I learned how to draw blood, thread IV catheter lines, and deliver babies by practicing on impoverished Black and Brown clinic patients. Unlike my peers, I referred to my patients by their last name. I wasn’t going to be caught dead calling a woman who could be my grandmother by her first name. The nature of this practice—of having predominantly White, privileged students learning how to perform medical exams and procedures on Black and Brown bodies—proved fertile ground for the unleashing of deeply held biases.
The crack epidemic was in full force. There was little sympathy for the victims of this disease.
My chief residents called them dirtbags and made seemingly arbitrary decisions to withhold pain medication. One doctor referred to Black nurses as “dirty Haitians.”
My OB-GYN rotation was particularly cruel. Many of my patients were teens. Some spoke no English. Most were in pain. One woman would be admonished for birthing yet another baby while a woman in the adjacent bed was scolded for having had several abortions. I thought of my own mother, an uneducated West Indian immigrant, who had told me her story of having to fend off White doctors eager to perform a hysterectomy, a common mode of sterilization used in communities of color during the late ’60s and early ’70s.
To complicate matters, I was being evaluated by a medical hierarchy that was composed of these very same colleagues—interns, residents, attendings—who either held Black people in quiet disregard or openly despised us. Despite our fears, a group of Black students, with the support of one of our deans, met with the heads of every clinical department. We described our experiences on the hospital wards, and our worries that Black patients were not only being misdiagnosed but were potentially being harmed by the racist attitudes and behavior of the medical staff. We raised concerns about the lack of Black faculty and mentoring opportunities. One chairman turned and waved his hands dismissively, telling us that even though he and his colleagues were all White men, they were still a diverse group. Another doctor asked, “Are you concerned about all patients or only Black patients?”
The institutionalized racism in medical education has created a medical system in which only 6 percent of practicing physicians in the United States are Black. This, in turn, has exacerbated the shortage of primary care physicians and specialists who are willing and able to serve in high-need communities. We desperately need Black physicians to combat addiction, maternal/fetal mortality, diabetes, and hypertension in the Black community.
I believe that the vast majority of my clinic patients were not privy to the comments and jokes my superiors were making about them.

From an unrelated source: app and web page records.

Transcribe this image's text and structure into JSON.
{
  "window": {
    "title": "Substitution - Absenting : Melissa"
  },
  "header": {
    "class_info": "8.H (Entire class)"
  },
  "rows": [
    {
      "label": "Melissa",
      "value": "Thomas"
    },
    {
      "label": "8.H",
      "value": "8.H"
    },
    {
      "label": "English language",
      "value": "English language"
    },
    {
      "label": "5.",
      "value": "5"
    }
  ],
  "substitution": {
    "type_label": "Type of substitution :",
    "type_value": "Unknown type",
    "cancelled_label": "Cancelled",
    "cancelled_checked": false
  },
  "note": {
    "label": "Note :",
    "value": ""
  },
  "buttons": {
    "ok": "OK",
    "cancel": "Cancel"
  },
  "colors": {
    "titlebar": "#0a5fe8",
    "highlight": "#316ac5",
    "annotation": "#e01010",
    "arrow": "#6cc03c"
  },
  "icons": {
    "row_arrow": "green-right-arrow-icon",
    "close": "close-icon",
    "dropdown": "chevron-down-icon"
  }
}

Ralph Northam’s patients may have never experienced anything untoward from him, either. Does that mean it doesn’t matter? I don’t think so. The doctor/patient relationship is built on a foundation of trust and mutual respect. Northam has shown his violation of that trust. This is not about a photo, it is about the profound impact these actions have on the public, one that depends on us to heal and serve.
It is this distrust of the medical establishment that perpetuates the fears many Blacks feel about going to the doctor. Many of us who believe in health care equity still practice medicine in the shadows of these jokes and racist behaviors. We watch these communities suffer worse health care outcomes. And then we watch as blatant racism is uncovered in the yearbook of an institution meant to teach the next generation of doctors, and we wonder why so many people are surprised.
Northam should resign. But we still need to realize the change that must happen within these institutions that are tasked with providing health care for all of our people.
We must demand policies and programs that reduce health disparities, promote disease prevention, and foster inclusive work environments for underrepresented racial minorities in medicine. We don’t need empty apologies. We need measurable and meaningful change.